*** Opening of Data under study ***
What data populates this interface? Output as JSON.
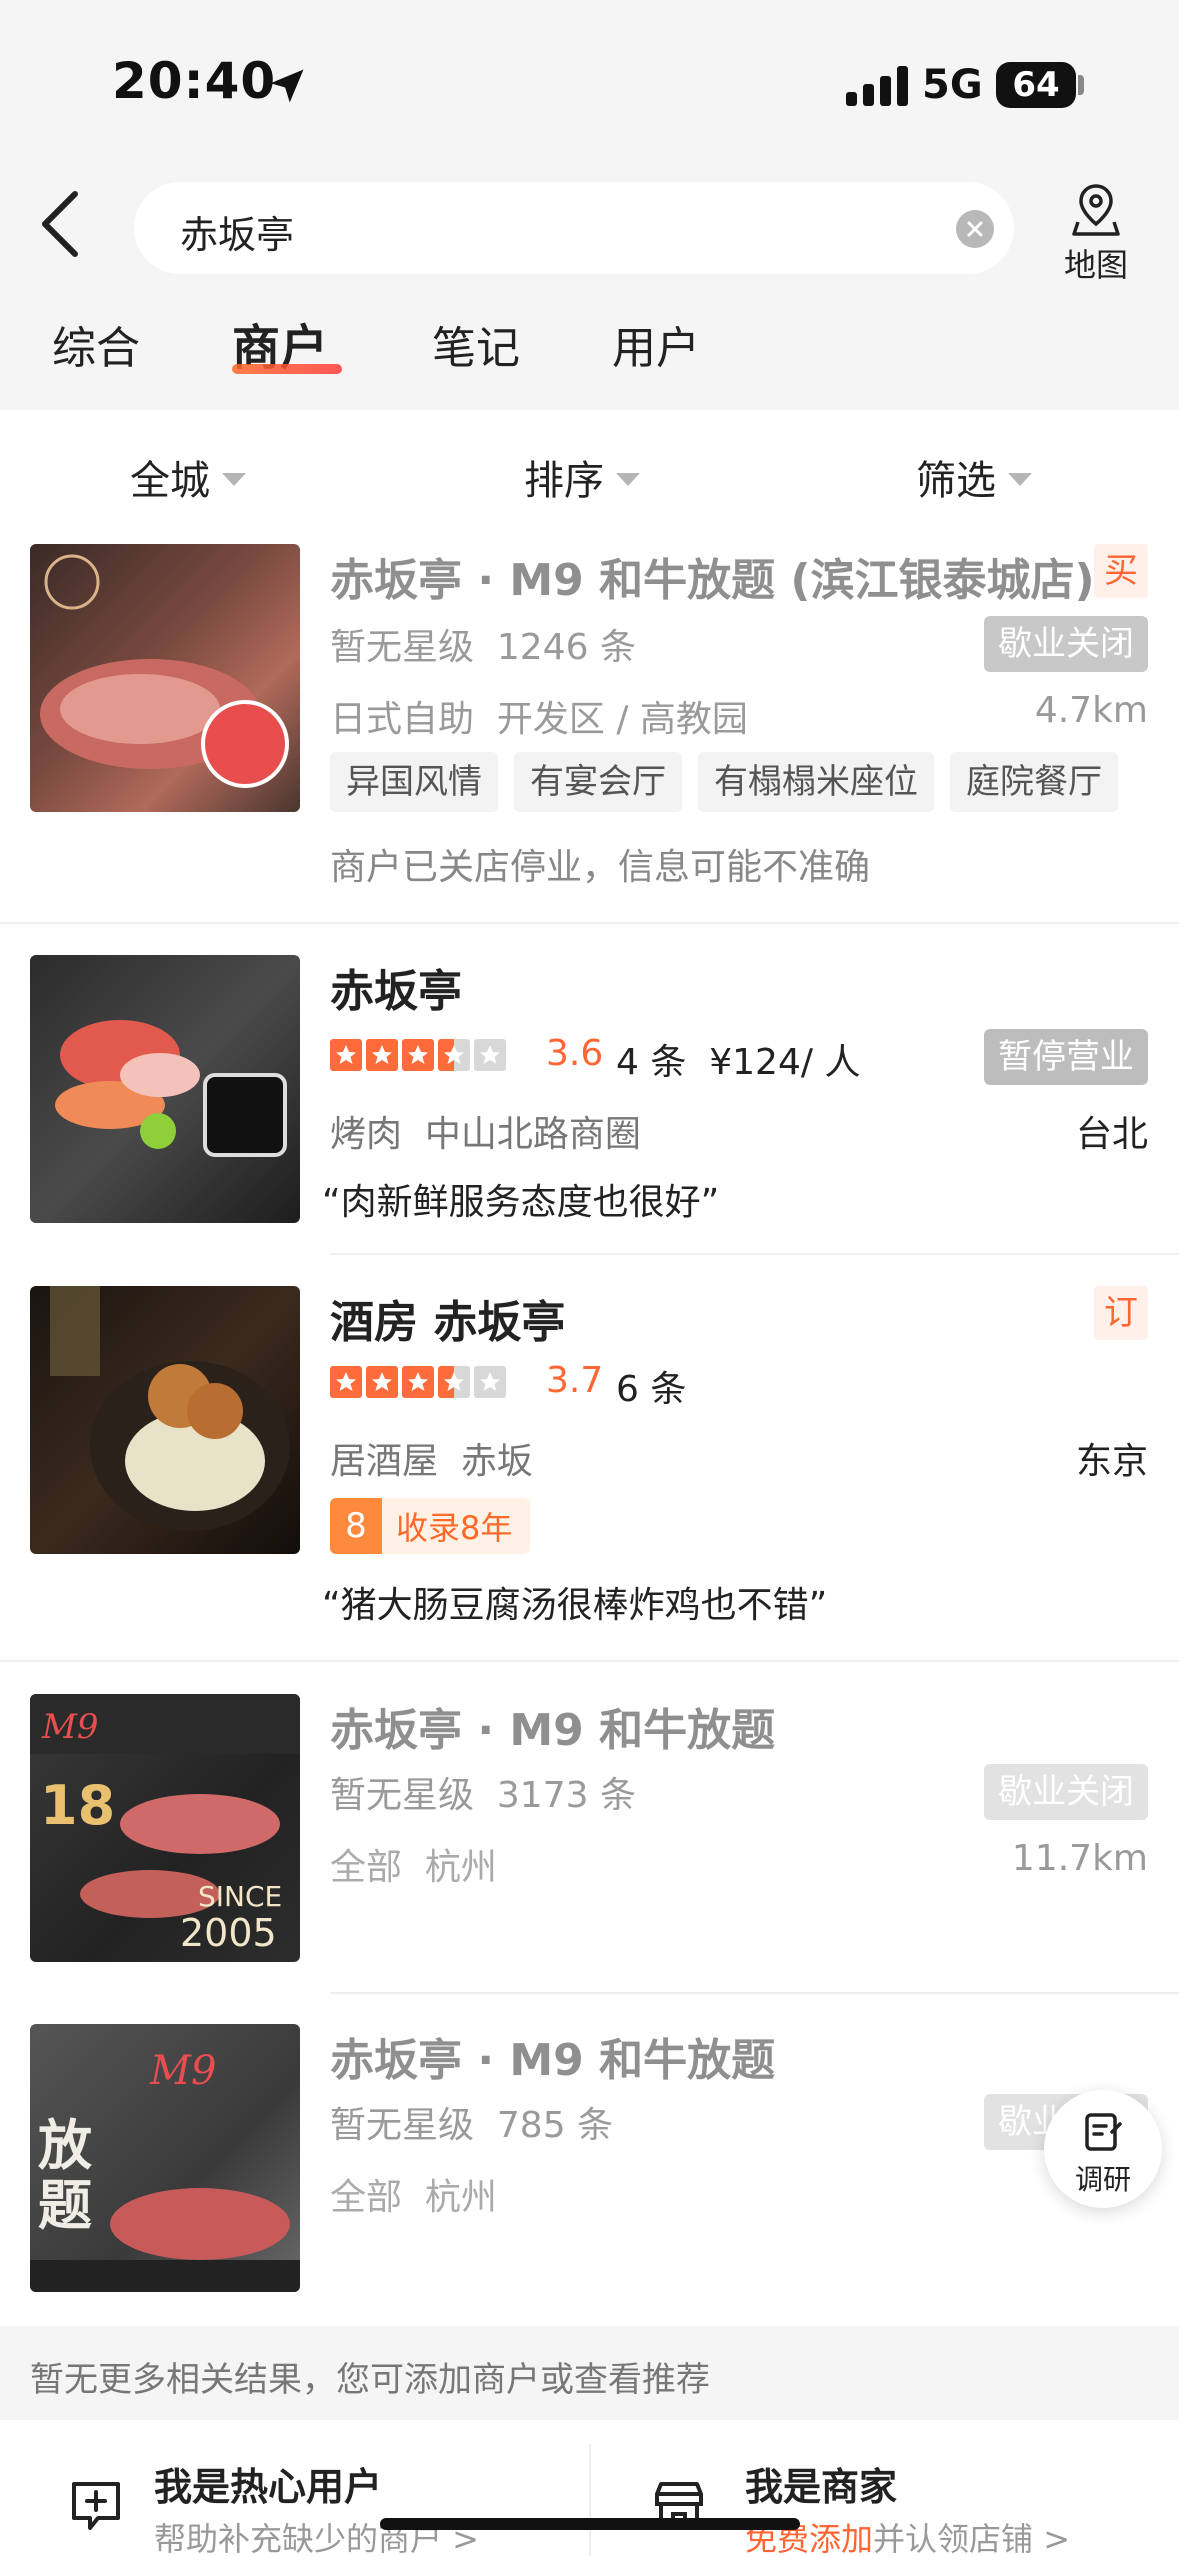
{
  "status_bar": {
    "time": "20:40",
    "network": "5G",
    "battery": "64"
  },
  "search": {
    "query": "赤坂亭",
    "map_label": "地图"
  },
  "tabs": [
    {
      "label": "综合"
    },
    {
      "label": "商户",
      "active": true
    },
    {
      "label": "笔记"
    },
    {
      "label": "用户"
    }
  ],
  "filters": [
    {
      "label": "全城"
    },
    {
      "label": "排序"
    },
    {
      "label": "筛选"
    }
  ],
  "results": [
    {
      "title": "赤坂亭 · M9 和牛放题 (滨江银泰城店)",
      "badge": "买",
      "rating_text": "暂无星级",
      "reviews": "1246 条",
      "status": "歇业关闭",
      "category": "日式自助",
      "area": "开发区 / 高教园",
      "distance": "4.7km",
      "tags": [
        "异国风情",
        "有宴会厅",
        "有榻榻米座位",
        "庭院餐厅"
      ],
      "notice": "商户已关店停业，信息可能不准确"
    },
    {
      "title": "赤坂亭",
      "rating": "3.6",
      "stars": 3.5,
      "reviews": "4 条",
      "price": "¥124/ 人",
      "status": "暂停营业",
      "category": "烤肉",
      "area": "中山北路商圈",
      "city": "台北",
      "quote": "“肉新鲜服务态度也很好”"
    },
    {
      "title": "酒房 赤坂亭",
      "badge": "订",
      "rating": "3.7",
      "stars": 3.5,
      "reviews": "6 条",
      "category": "居酒屋",
      "area": "赤坂",
      "city": "东京",
      "award_num": "8",
      "award_text": "收录8年",
      "quote": "“猪大肠豆腐汤很棒炸鸡也不错”"
    },
    {
      "title": "赤坂亭 · M9 和牛放题",
      "rating_text": "暂无星级",
      "reviews": "3173 条",
      "status": "歇业关闭",
      "category": "全部",
      "area": "杭州",
      "distance": "11.7km"
    },
    {
      "title": "赤坂亭 · M9 和牛放题",
      "rating_text": "暂无星级",
      "reviews": "785 条",
      "status": "歇业关闭",
      "category": "全部",
      "area": "杭州"
    }
  ],
  "float_button": {
    "label": "调研"
  },
  "footer": {
    "no_more": "暂无更多相关结果，您可添加商户或查看推荐",
    "user_cta": {
      "title": "我是热心用户",
      "sub": "帮助补充缺少的商户 >"
    },
    "merchant_cta": {
      "title": "我是商家",
      "sub_accent": "免费添加",
      "sub_rest": "并认领店铺 >"
    }
  },
  "colors": {
    "accent": "#ff6633",
    "closed_pill": "#c8c8c8",
    "star": "#ff6c3b"
  }
}
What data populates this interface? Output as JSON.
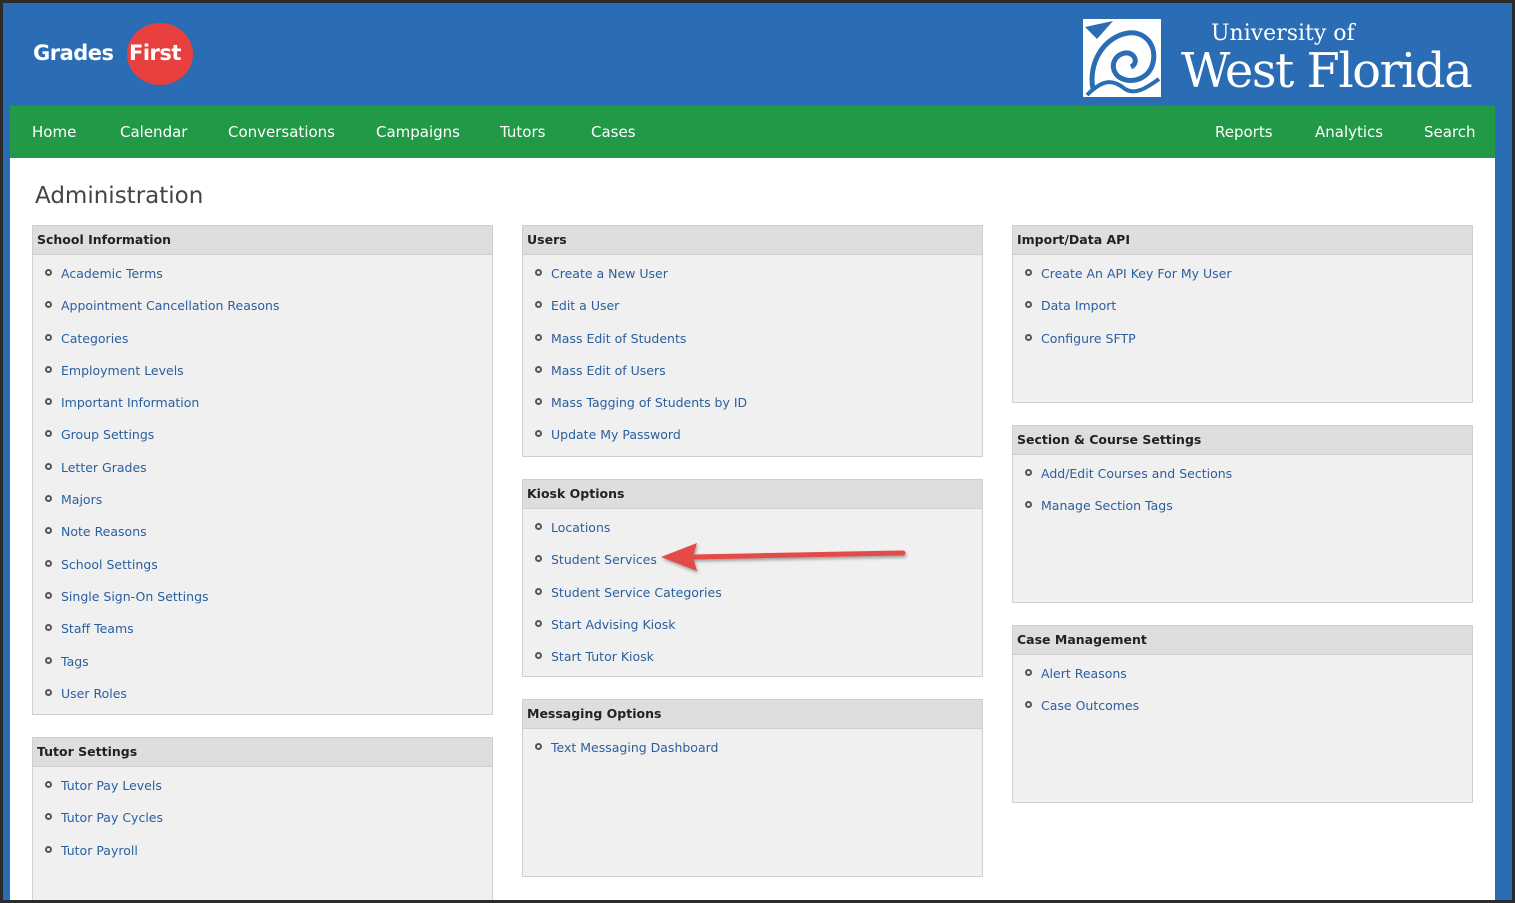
{
  "brand": {
    "logo_part1": "Grades",
    "logo_part2": "First",
    "logo_accent": "#e8403f",
    "university_line1": "University of",
    "university_line2": "West Florida"
  },
  "colors": {
    "header_bg": "#2a6db4",
    "nav_bg": "#229946",
    "link": "#2a5f9e",
    "annotation_arrow": "#e24b47"
  },
  "nav": {
    "left": [
      "Home",
      "Calendar",
      "Conversations",
      "Campaigns",
      "Tutors",
      "Cases"
    ],
    "right": [
      "Reports",
      "Analytics",
      "Search"
    ]
  },
  "page_title": "Administration",
  "panels": {
    "school_information": {
      "title": "School Information",
      "items": [
        "Academic Terms",
        "Appointment Cancellation Reasons",
        "Categories",
        "Employment Levels",
        "Important Information",
        "Group Settings",
        "Letter Grades",
        "Majors",
        "Note Reasons",
        "School Settings",
        "Single Sign-On Settings",
        "Staff Teams",
        "Tags",
        "User Roles"
      ]
    },
    "tutor_settings": {
      "title": "Tutor Settings",
      "items": [
        "Tutor Pay Levels",
        "Tutor Pay Cycles",
        "Tutor Payroll"
      ]
    },
    "users": {
      "title": "Users",
      "items": [
        "Create a New User",
        "Edit a User",
        "Mass Edit of Students",
        "Mass Edit of Users",
        "Mass Tagging of Students by ID",
        "Update My Password"
      ]
    },
    "kiosk_options": {
      "title": "Kiosk Options",
      "items": [
        "Locations",
        "Student Services",
        "Student Service Categories",
        "Start Advising Kiosk",
        "Start Tutor Kiosk"
      ]
    },
    "messaging_options": {
      "title": "Messaging Options",
      "items": [
        "Text Messaging Dashboard"
      ]
    },
    "import_data_api": {
      "title": "Import/Data API",
      "items": [
        "Create An API Key For My User",
        "Data Import",
        "Configure SFTP"
      ]
    },
    "section_course_settings": {
      "title": "Section & Course Settings",
      "items": [
        "Add/Edit Courses and Sections",
        "Manage Section Tags"
      ]
    },
    "case_management": {
      "title": "Case Management",
      "items": [
        "Alert Reasons",
        "Case Outcomes"
      ]
    }
  }
}
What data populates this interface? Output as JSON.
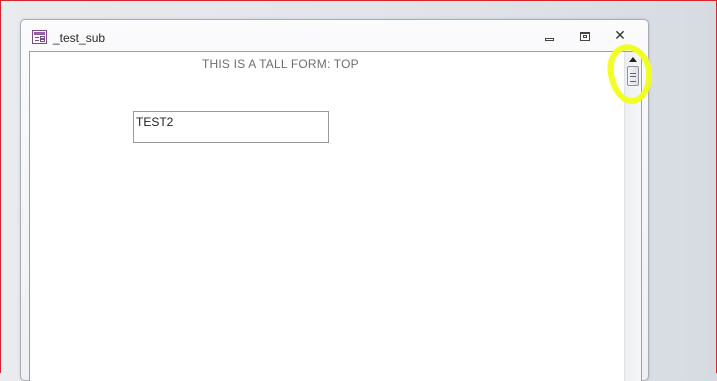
{
  "window": {
    "title": "_test_sub",
    "title_icon": "form-icon",
    "controls": {
      "minimize_icon": "minimize-icon",
      "restore_icon": "restore-icon",
      "close_glyph": "✕"
    }
  },
  "form": {
    "heading": "THIS IS A TALL FORM: TOP",
    "text_box_value": "TEST2"
  },
  "scrollbar": {
    "up_arrow_icon": "arrow-up-icon",
    "thumb_position": 0
  },
  "annotation": {
    "highlight_color": "#f0ff1a",
    "frame_color": "#d9242c"
  }
}
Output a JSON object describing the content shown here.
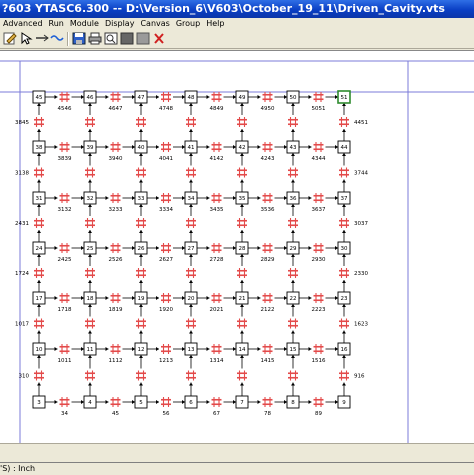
{
  "window": {
    "title": "?603  YTASC6.300 -- D:\\Version_6\\V603\\October_19_11\\Driven_Cavity.vts"
  },
  "menu": [
    "Advanced",
    "Run",
    "Module",
    "Display",
    "Canvas",
    "Group",
    "Help"
  ],
  "toolbar": {
    "icons": [
      "edit-icon",
      "cursor-icon",
      "connect-icon",
      "wave-icon",
      "save-icon",
      "print-icon",
      "zoom-icon",
      "stop-icon",
      "grey-box-icon",
      "close-x-icon"
    ]
  },
  "status": {
    "text": "'S) : Inch"
  },
  "colors": {
    "title_bar": "#0a3fc4",
    "hatch": "#e34b4b",
    "highlight_border": "#2e8b2e"
  },
  "grid": {
    "nodes": [
      [
        "45",
        "46",
        "47",
        "48",
        "49",
        "50",
        "51"
      ],
      [
        "38",
        "39",
        "40",
        "41",
        "42",
        "43",
        "44"
      ],
      [
        "31",
        "32",
        "33",
        "34",
        "35",
        "36",
        "37"
      ],
      [
        "24",
        "25",
        "26",
        "27",
        "28",
        "29",
        "30"
      ],
      [
        "17",
        "18",
        "19",
        "20",
        "21",
        "22",
        "23"
      ],
      [
        "10",
        "11",
        "12",
        "13",
        "14",
        "15",
        "16"
      ],
      [
        "3",
        "4",
        "5",
        "6",
        "7",
        "8",
        "9"
      ]
    ],
    "highlighted_node": "51",
    "h_labels": [
      [
        "4546",
        "4647",
        "4748",
        "4849",
        "4950",
        "5051"
      ],
      [
        "3839",
        "3940",
        "4041",
        "4142",
        "4243",
        "4344"
      ],
      [
        "3132",
        "3233",
        "3334",
        "3435",
        "3536",
        "3637"
      ],
      [
        "2425",
        "2526",
        "2627",
        "2728",
        "2829",
        "2930"
      ],
      [
        "1718",
        "1819",
        "1920",
        "2021",
        "2122",
        "2223"
      ],
      [
        "1011",
        "1112",
        "1213",
        "1314",
        "1415",
        "1516"
      ],
      [
        "34",
        "45",
        "56",
        "67",
        "78",
        "89"
      ]
    ],
    "v_labels": [
      [
        "3845",
        "",
        "",
        "",
        "",
        "",
        "4451"
      ],
      [
        "3138",
        "",
        "",
        "",
        "",
        "",
        "3744"
      ],
      [
        "2431",
        "",
        "",
        "",
        "",
        "",
        "3037"
      ],
      [
        "1724",
        "",
        "",
        "",
        "",
        "",
        "2330"
      ],
      [
        "1017",
        "",
        "",
        "",
        "",
        "",
        "1623"
      ],
      [
        "310",
        "",
        "",
        "",
        "",
        "",
        "916"
      ]
    ]
  }
}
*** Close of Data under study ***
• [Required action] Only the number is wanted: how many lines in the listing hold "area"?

• [Problem solution] 5